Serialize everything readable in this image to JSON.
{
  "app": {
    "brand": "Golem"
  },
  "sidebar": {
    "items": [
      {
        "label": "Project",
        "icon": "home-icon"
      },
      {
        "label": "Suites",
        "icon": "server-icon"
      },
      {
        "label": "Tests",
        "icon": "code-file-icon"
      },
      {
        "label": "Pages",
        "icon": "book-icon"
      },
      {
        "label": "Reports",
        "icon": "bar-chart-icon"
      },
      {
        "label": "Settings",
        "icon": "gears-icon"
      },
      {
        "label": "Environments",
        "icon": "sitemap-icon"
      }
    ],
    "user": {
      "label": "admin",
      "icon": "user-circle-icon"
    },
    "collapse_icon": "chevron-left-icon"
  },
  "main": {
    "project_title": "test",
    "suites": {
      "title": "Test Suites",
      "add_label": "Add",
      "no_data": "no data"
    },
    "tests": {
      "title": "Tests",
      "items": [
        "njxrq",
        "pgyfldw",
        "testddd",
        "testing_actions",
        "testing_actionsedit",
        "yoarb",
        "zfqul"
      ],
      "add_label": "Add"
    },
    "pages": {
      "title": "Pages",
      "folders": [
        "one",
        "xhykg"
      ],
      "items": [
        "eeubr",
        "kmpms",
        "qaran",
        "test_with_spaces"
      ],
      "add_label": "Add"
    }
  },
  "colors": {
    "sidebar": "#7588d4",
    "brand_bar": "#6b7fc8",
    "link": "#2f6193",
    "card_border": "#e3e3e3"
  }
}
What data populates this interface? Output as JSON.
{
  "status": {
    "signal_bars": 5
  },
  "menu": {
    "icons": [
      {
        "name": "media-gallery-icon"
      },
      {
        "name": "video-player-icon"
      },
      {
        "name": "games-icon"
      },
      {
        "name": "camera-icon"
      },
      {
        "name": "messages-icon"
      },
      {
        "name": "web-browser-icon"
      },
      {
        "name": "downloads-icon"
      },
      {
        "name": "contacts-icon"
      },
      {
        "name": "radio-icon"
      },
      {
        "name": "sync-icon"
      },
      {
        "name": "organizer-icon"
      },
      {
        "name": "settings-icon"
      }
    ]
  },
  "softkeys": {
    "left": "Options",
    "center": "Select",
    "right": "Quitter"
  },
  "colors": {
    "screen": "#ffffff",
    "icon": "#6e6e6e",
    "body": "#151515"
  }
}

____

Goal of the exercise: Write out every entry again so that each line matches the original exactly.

Response area:
Serialize everything readable in this image to JSON.
{
  "app": {
    "brand": "Golem"
  },
  "sidebar": {
    "items": [
      {
        "label": "Project",
        "icon": "home-icon"
      },
      {
        "label": "Suites",
        "icon": "server-icon"
      },
      {
        "label": "Tests",
        "icon": "code-file-icon"
      },
      {
        "label": "Pages",
        "icon": "book-icon"
      },
      {
        "label": "Reports",
        "icon": "bar-chart-icon"
      },
      {
        "label": "Settings",
        "icon": "gears-icon"
      },
      {
        "label": "Environments",
        "icon": "sitemap-icon"
      }
    ],
    "user": {
      "label": "admin",
      "icon": "user-circle-icon"
    },
    "collapse_icon": "chevron-left-icon"
  },
  "main": {
    "project_title": "test",
    "suites": {
      "title": "Test Suites",
      "add_label": "Add",
      "no_data": "no data"
    },
    "tests": {
      "title": "Tests",
      "items": [
        "njxrq",
        "pgyfldw",
        "testddd",
        "testing_actions",
        "testing_actionsedit",
        "yoarb",
        "zfqul"
      ],
      "add_label": "Add"
    },
    "pages": {
      "title": "Pages",
      "folders": [
        "one",
        "xhykg"
      ],
      "items": [
        "eeubr",
        "kmpms",
        "qaran",
        "test_with_spaces"
      ],
      "add_label": "Add"
    }
  },
  "colors": {
    "sidebar": "#7588d4",
    "brand_bar": "#6b7fc8",
    "link": "#2f6193",
    "card_border": "#e3e3e3"
  }
}
What data populates this interface? Output as JSON.
{
  "status": {
    "signal_bars": 5
  },
  "menu": {
    "icons": [
      {
        "name": "media-gallery-icon"
      },
      {
        "name": "video-player-icon"
      },
      {
        "name": "games-icon"
      },
      {
        "name": "camera-icon"
      },
      {
        "name": "messages-icon"
      },
      {
        "name": "web-browser-icon"
      },
      {
        "name": "downloads-icon"
      },
      {
        "name": "contacts-icon"
      },
      {
        "name": "radio-icon"
      },
      {
        "name": "sync-icon"
      },
      {
        "name": "organizer-icon"
      },
      {
        "name": "settings-icon"
      }
    ]
  },
  "softkeys": {
    "left": "Options",
    "center": "Select",
    "right": "Quitter"
  },
  "colors": {
    "screen": "#ffffff",
    "icon": "#6e6e6e",
    "body": "#151515"
  }
}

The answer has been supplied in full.